▶ [To do] How many lines of the listing below contain "Katalog"? State the number alone.

▶ [Records for the exercise]

● ● ●

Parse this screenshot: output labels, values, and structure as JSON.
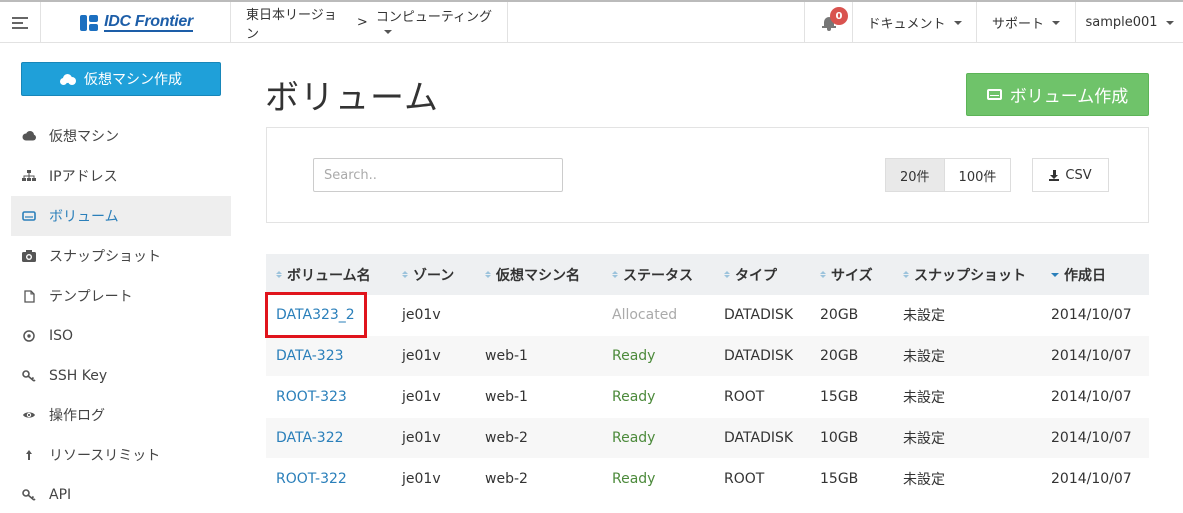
{
  "topbar": {
    "logo_text": "IDC Frontier",
    "region": "東日本リージョン",
    "region_sep": ">",
    "service": "コンピューティング",
    "notification_count": "0",
    "docs": "ドキュメント",
    "support": "サポート",
    "user": "sample001"
  },
  "sidebar": {
    "create_button": "仮想マシン作成",
    "items": [
      {
        "label": "仮想マシン",
        "icon": "cloud-icon"
      },
      {
        "label": "IPアドレス",
        "icon": "sitemap-icon"
      },
      {
        "label": "ボリューム",
        "icon": "hdd-icon",
        "active": true
      },
      {
        "label": "スナップショット",
        "icon": "camera-icon"
      },
      {
        "label": "テンプレート",
        "icon": "file-icon"
      },
      {
        "label": "ISO",
        "icon": "disc-icon"
      },
      {
        "label": "SSH Key",
        "icon": "key-icon"
      },
      {
        "label": "操作ログ",
        "icon": "eye-icon"
      },
      {
        "label": "リソースリミット",
        "icon": "arrow-up-icon"
      },
      {
        "label": "API",
        "icon": "key-icon"
      }
    ]
  },
  "main": {
    "title": "ボリューム",
    "create_button": "ボリューム作成",
    "search_placeholder": "Search..",
    "per_page": [
      "20件",
      "100件"
    ],
    "per_page_selected": 0,
    "csv_label": "CSV"
  },
  "table": {
    "columns": [
      "ボリューム名",
      "ゾーン",
      "仮想マシン名",
      "ステータス",
      "タイプ",
      "サイズ",
      "スナップショット",
      "作成日"
    ],
    "rows": [
      {
        "name": "DATA323_2",
        "zone": "je01v",
        "vm": "",
        "status": "Allocated",
        "type": "DATADISK",
        "size": "20GB",
        "snapshot": "未設定",
        "created": "2014/10/07"
      },
      {
        "name": "DATA-323",
        "zone": "je01v",
        "vm": "web-1",
        "status": "Ready",
        "type": "DATADISK",
        "size": "20GB",
        "snapshot": "未設定",
        "created": "2014/10/07"
      },
      {
        "name": "ROOT-323",
        "zone": "je01v",
        "vm": "web-1",
        "status": "Ready",
        "type": "ROOT",
        "size": "15GB",
        "snapshot": "未設定",
        "created": "2014/10/07"
      },
      {
        "name": "DATA-322",
        "zone": "je01v",
        "vm": "web-2",
        "status": "Ready",
        "type": "DATADISK",
        "size": "10GB",
        "snapshot": "未設定",
        "created": "2014/10/07"
      },
      {
        "name": "ROOT-322",
        "zone": "je01v",
        "vm": "web-2",
        "status": "Ready",
        "type": "ROOT",
        "size": "15GB",
        "snapshot": "未設定",
        "created": "2014/10/07"
      }
    ]
  },
  "colors": {
    "primary": "#1fa0d9",
    "success": "#6fc36a",
    "link": "#2a7fba",
    "ready": "#4c8a3b",
    "highlight": "#e0141c"
  }
}
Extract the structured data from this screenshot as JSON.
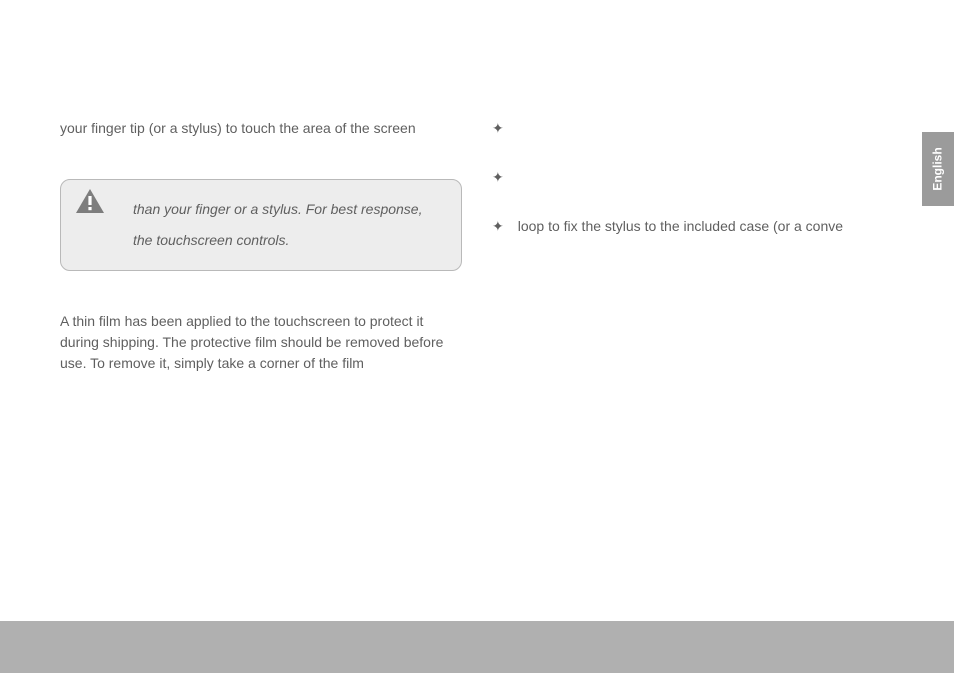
{
  "sideTab": "English",
  "left": {
    "topLine": "your finger tip (or a stylus) to touch the area of the screen",
    "calloutLine1": "than your finger or a stylus. For best response,",
    "calloutLine2": "the touchscreen controls.",
    "bottomPara": "A thin film has been applied to the touchscreen to protect it during shipping. The protective film should be removed before use. To remove it, simply take a corner of the film"
  },
  "right": {
    "bullet3": "loop to fix the stylus to the included case (or a conve"
  }
}
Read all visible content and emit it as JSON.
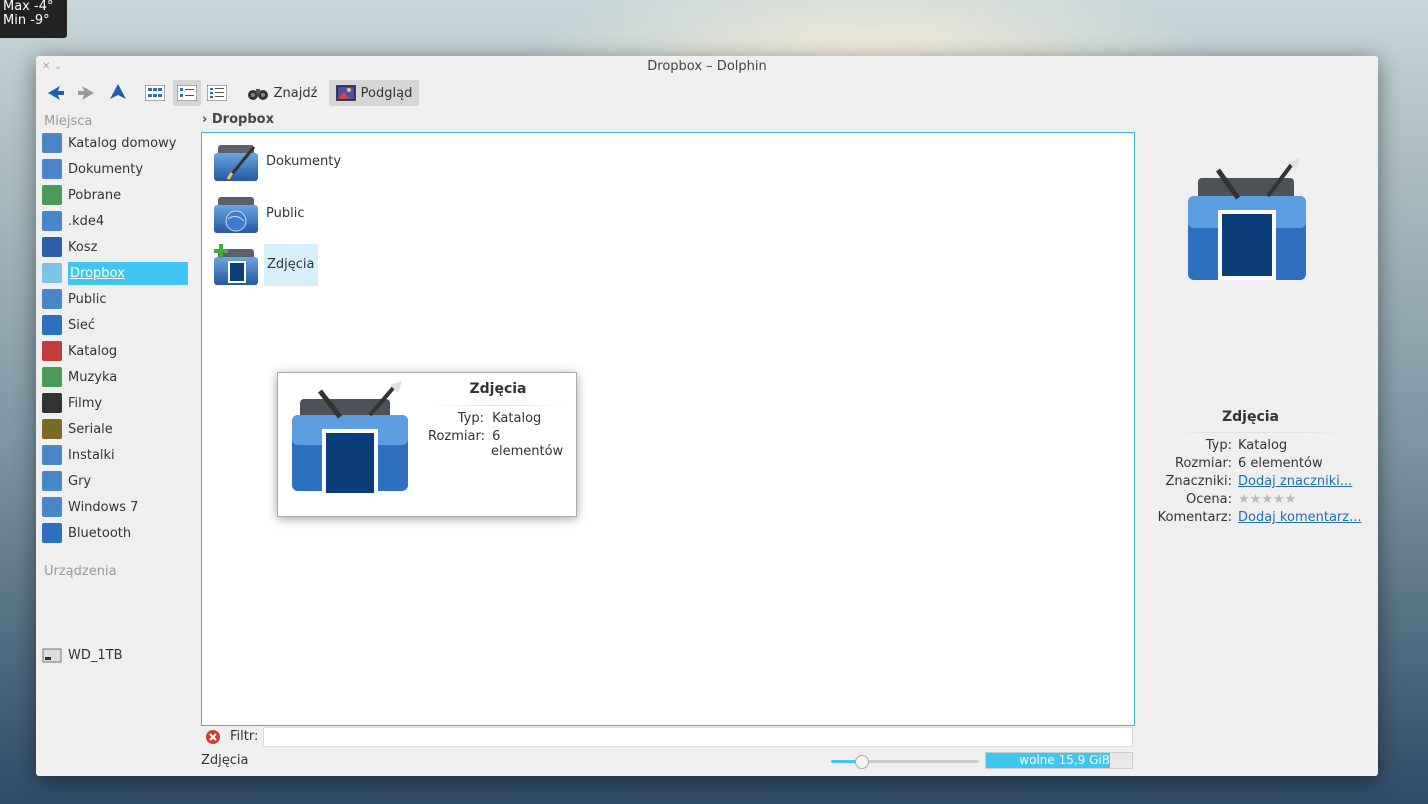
{
  "weather": {
    "max": "Max -4°",
    "min": "Min -9°"
  },
  "window": {
    "title": "Dropbox – Dolphin"
  },
  "toolbar": {
    "find_label": "Znajdź",
    "preview_label": "Podgląd"
  },
  "places": {
    "section_title": "Miejsca",
    "items": [
      {
        "label": "Katalog domowy",
        "icon": "home-folder-icon",
        "color": "#4a86c8"
      },
      {
        "label": "Dokumenty",
        "icon": "documents-folder-icon",
        "color": "#4a86c8"
      },
      {
        "label": "Pobrane",
        "icon": "downloads-folder-icon",
        "color": "#4a9a5a"
      },
      {
        "label": ".kde4",
        "icon": "kde-folder-icon",
        "color": "#4a86c8"
      },
      {
        "label": "Kosz",
        "icon": "trash-icon",
        "color": "#2d5fa8"
      },
      {
        "label": "Dropbox",
        "icon": "dropbox-icon",
        "color": "#7fc2e8"
      },
      {
        "label": "Public",
        "icon": "public-folder-icon",
        "color": "#4a86c8"
      },
      {
        "label": "Sieć",
        "icon": "network-icon",
        "color": "#2d6fbf"
      },
      {
        "label": "Katalog",
        "icon": "red-folder-icon",
        "color": "#c23a3a"
      },
      {
        "label": "Muzyka",
        "icon": "music-folder-icon",
        "color": "#4a9a5a"
      },
      {
        "label": "Filmy",
        "icon": "film-icon",
        "color": "#333333"
      },
      {
        "label": "Seriale",
        "icon": "clapper-icon",
        "color": "#7a6a2a"
      },
      {
        "label": "Instalki",
        "icon": "packages-folder-icon",
        "color": "#4a86c8"
      },
      {
        "label": "Gry",
        "icon": "games-folder-icon",
        "color": "#4a86c8"
      },
      {
        "label": "Windows 7",
        "icon": "windows-folder-icon",
        "color": "#4a86c8"
      },
      {
        "label": "Bluetooth",
        "icon": "bluetooth-icon",
        "color": "#2d6fbf"
      }
    ],
    "devices_title": "Urządzenia",
    "devices": [
      {
        "label": "WD_1TB",
        "icon": "hard-drive-icon",
        "color": "#888888"
      }
    ]
  },
  "breadcrumb": {
    "current": "Dropbox"
  },
  "files": [
    {
      "label": "Dokumenty",
      "icon": "documents-folder-icon"
    },
    {
      "label": "Public",
      "icon": "public-folder-icon"
    },
    {
      "label": "Zdjęcia",
      "icon": "pictures-folder-icon"
    }
  ],
  "tooltip": {
    "title": "Zdjęcia",
    "type_key": "Typ:",
    "type_val": "Katalog",
    "size_key": "Rozmiar:",
    "size_val1": "6",
    "size_val2": "elementów"
  },
  "info_panel": {
    "title": "Zdjęcia",
    "type_key": "Typ:",
    "type_val": "Katalog",
    "size_key": "Rozmiar:",
    "size_val": "6 elementów",
    "tags_key": "Znaczniki:",
    "tags_link": "Dodaj znaczniki...",
    "rating_key": "Ocena:",
    "rating": 0,
    "comment_key": "Komentarz:",
    "comment_link": "Dodaj komentarz..."
  },
  "filter": {
    "label": "Filtr:",
    "value": ""
  },
  "status": {
    "text": "Zdjęcia",
    "free_space": "wolne 15,9 GiB",
    "used_fraction": 0.85,
    "zoom_fraction": 0.2
  },
  "colors": {
    "accent": "#3fc5f0",
    "selection_border": "#3fb5d8"
  }
}
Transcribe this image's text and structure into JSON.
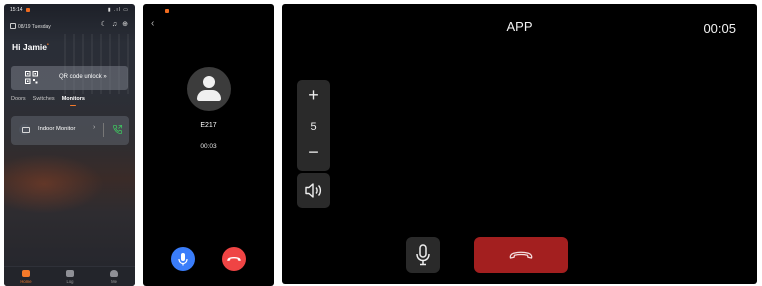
{
  "home": {
    "status_time": "15:14",
    "date": "08/19 Tuesday",
    "greeting": "Hi Jamie",
    "qr_label": "QR code unlock »",
    "tabs": [
      {
        "label": "Doors",
        "active": false
      },
      {
        "label": "Switches",
        "active": false
      },
      {
        "label": "Monitors",
        "active": true
      }
    ],
    "monitor": {
      "name": "Indoor Monitor",
      "chevron": "›"
    },
    "nav": [
      {
        "label": "Home",
        "icon": "home-icon",
        "active": true
      },
      {
        "label": "Log",
        "icon": "log-icon",
        "active": false
      },
      {
        "label": "Me",
        "icon": "person-icon",
        "active": false
      }
    ],
    "accent": "#f47a2a"
  },
  "call_small": {
    "caller": "E217",
    "duration": "00:03",
    "mic_color": "#3a7dfa",
    "end_color": "#ef4444"
  },
  "call_large": {
    "title": "APP",
    "timer": "00:05",
    "volume": "5",
    "plus": "+",
    "minus": "−",
    "hangup_color": "#a31f1f"
  }
}
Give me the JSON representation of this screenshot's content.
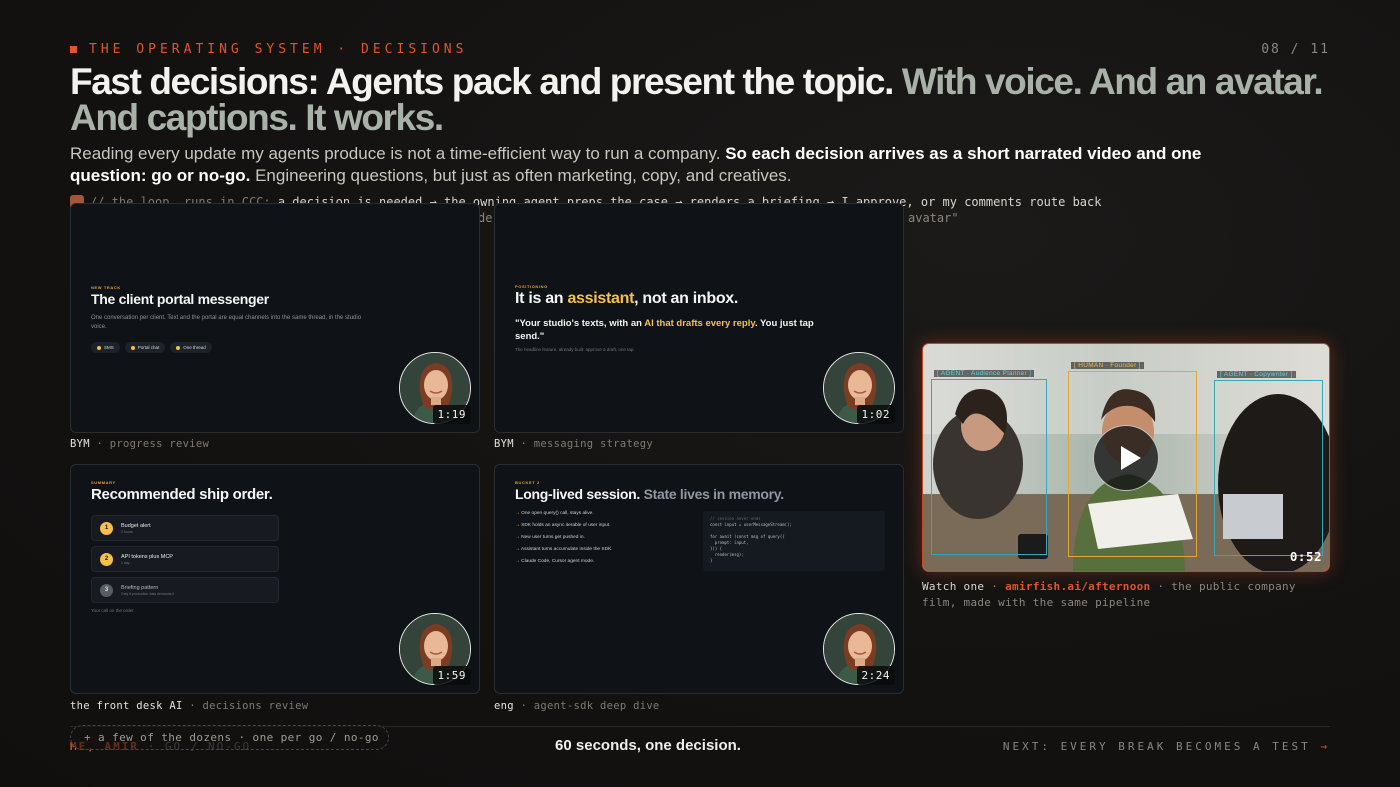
{
  "header": {
    "kicker": "THE OPERATING SYSTEM · DECISIONS",
    "page": "08 / 11"
  },
  "headline": {
    "main": "Fast decisions: Agents pack and present the topic.",
    "muted": "With voice. And an avatar. And captions. It works."
  },
  "subtitle": {
    "part1": "Reading every update my agents produce is not a time-efficient way to run a company.",
    "bold": "So each decision arrives as a short narrated video and one question: go or no-go.",
    "part2": "Engineering questions, but just as often marketing, copy, and creatives."
  },
  "loop": {
    "comment": "// the loop, runs in CCC:",
    "text": "a decision is needed → the owning agent preps the case → renders a briefing → I approve, or my comments route back",
    "line2_fragment_a": "de",
    "line2_fragment_b": "avatar\""
  },
  "cards": [
    {
      "eyebrow": "NEW TRACK",
      "title": "The client portal messenger",
      "body": "One conversation per client. Text and the portal are equal channels into the same thread, in the studio voice.",
      "pills": [
        "SMS",
        "Portal chat",
        "One thread"
      ],
      "duration": "1:19",
      "caption_owner": "BYM",
      "caption_topic": "progress review"
    },
    {
      "eyebrow": "POSITIONING",
      "title_a": "It is an ",
      "title_hl": "assistant",
      "title_b": ", not an inbox.",
      "quote_a": "\"Your studio's texts, with an ",
      "quote_hl": "AI that drafts every reply",
      "quote_b": ". You just tap send.\"",
      "note": "The headline feature, already built: approve a draft, one tap.",
      "duration": "1:02",
      "caption_owner": "BYM",
      "caption_topic": "messaging strategy"
    },
    {
      "eyebrow": "SUMMARY",
      "title": "Recommended ship order.",
      "items": [
        {
          "n": "1",
          "title": "Budget alert",
          "sub": "2 hours"
        },
        {
          "n": "2",
          "title": "API tokens plus MCP",
          "sub": "1 day"
        },
        {
          "n": "3",
          "title": "Briefing pattern",
          "sub": "Only if production data demands it"
        }
      ],
      "footer": "Your call on the order.",
      "duration": "1:59",
      "caption_owner": "the front desk AI",
      "caption_topic": "decisions review"
    },
    {
      "eyebrow": "BUCKET 2",
      "title_a": "Long-lived session. ",
      "title_b": "State lives in memory.",
      "bullets": [
        "One open query() call, stays alive.",
        "SDK holds an async iterable of user input.",
        "New user turns get pushed in.",
        "Assistant turns accumulate inside the SDK.",
        "Claude Code, Cursor agent mode."
      ],
      "code_comment": "// session never ends",
      "code": "const input = userMessageStream();\n\nfor await (const msg of query({\n  prompt: input,\n})) {\n  render(msg);\n}",
      "duration": "2:24",
      "caption_owner": "eng",
      "caption_topic": "agent-sdk deep dive"
    }
  ],
  "film": {
    "labels": [
      "[ AGENT · Audience Planner ]",
      "[ HUMAN · Founder ]",
      "[ AGENT · Copywriter ]"
    ],
    "duration": "0:52",
    "watch_a": "Watch one",
    "link": "amirfish.ai/afternoon",
    "watch_b": "the public company film, made with the same pipeline"
  },
  "footer": {
    "dozens": "+ a few of the dozens · one per go / no-go",
    "sig_name": "ME, AMIR",
    "sig_rest": "GO / NO-GO",
    "center": "60 seconds, one decision.",
    "next": "NEXT: EVERY BREAK BECOMES A TEST",
    "next_arrow": "→"
  },
  "colors": {
    "accent": "#e0562b",
    "highlight": "#f5c04e",
    "muted_headline": "#a8b2a8"
  },
  "icons": {
    "play": "play-icon",
    "kicker": "square-bullet-icon"
  }
}
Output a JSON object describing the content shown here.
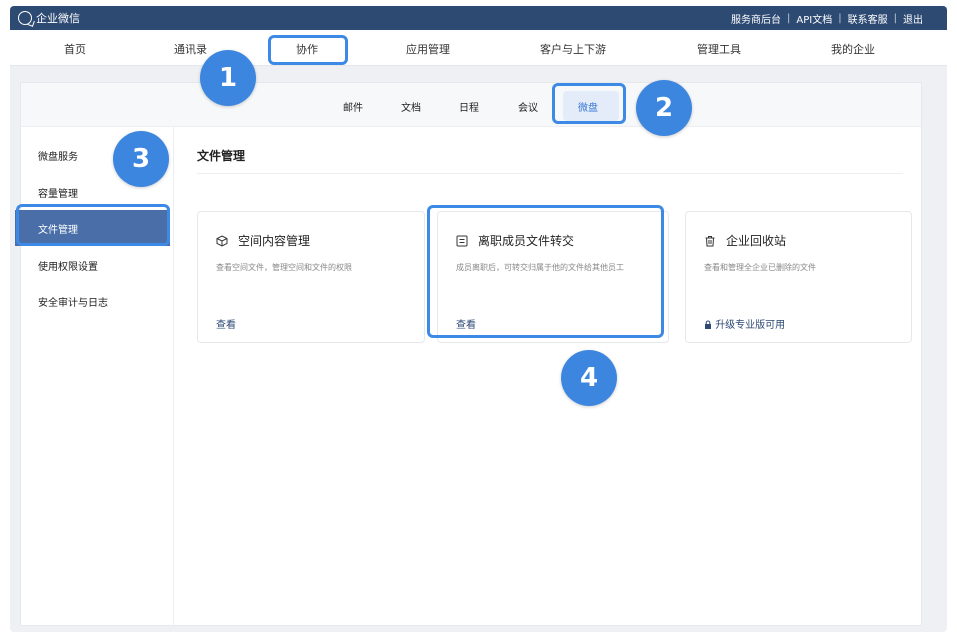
{
  "topbar": {
    "app_name": "企业微信",
    "links": [
      "服务商后台",
      "API文档",
      "联系客服",
      "退出"
    ],
    "separator": "|"
  },
  "main_nav": [
    "首页",
    "通讯录",
    "协作",
    "应用管理",
    "客户与上下游",
    "管理工具",
    "我的企业"
  ],
  "sub_nav": [
    "邮件",
    "文档",
    "日程",
    "会议",
    "微盘"
  ],
  "sidebar": [
    "微盘服务",
    "容量管理",
    "文件管理",
    "使用权限设置",
    "安全审计与日志"
  ],
  "content": {
    "title": "文件管理",
    "cards": [
      {
        "icon": "cube-icon",
        "title": "空间内容管理",
        "desc": "查看空间文件，管理空间和文件的权限",
        "action": "查看"
      },
      {
        "icon": "transfer-icon",
        "title": "离职成员文件转交",
        "desc": "成员离职后，可转交归属于他的文件给其他员工",
        "action": "查看"
      },
      {
        "icon": "trash-icon",
        "title": "企业回收站",
        "desc": "查看和管理全企业已删除的文件",
        "action": "升级专业版可用",
        "action_icon": "lock-icon"
      }
    ]
  },
  "annotations": [
    "1",
    "2",
    "3",
    "4"
  ],
  "colors": {
    "topbar": "#2d4a73",
    "highlight": "#3d8ae6",
    "badge": "#3d86e0",
    "sidebar_active": "#4a6fa8"
  }
}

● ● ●

▶ [Solution to the problem] 4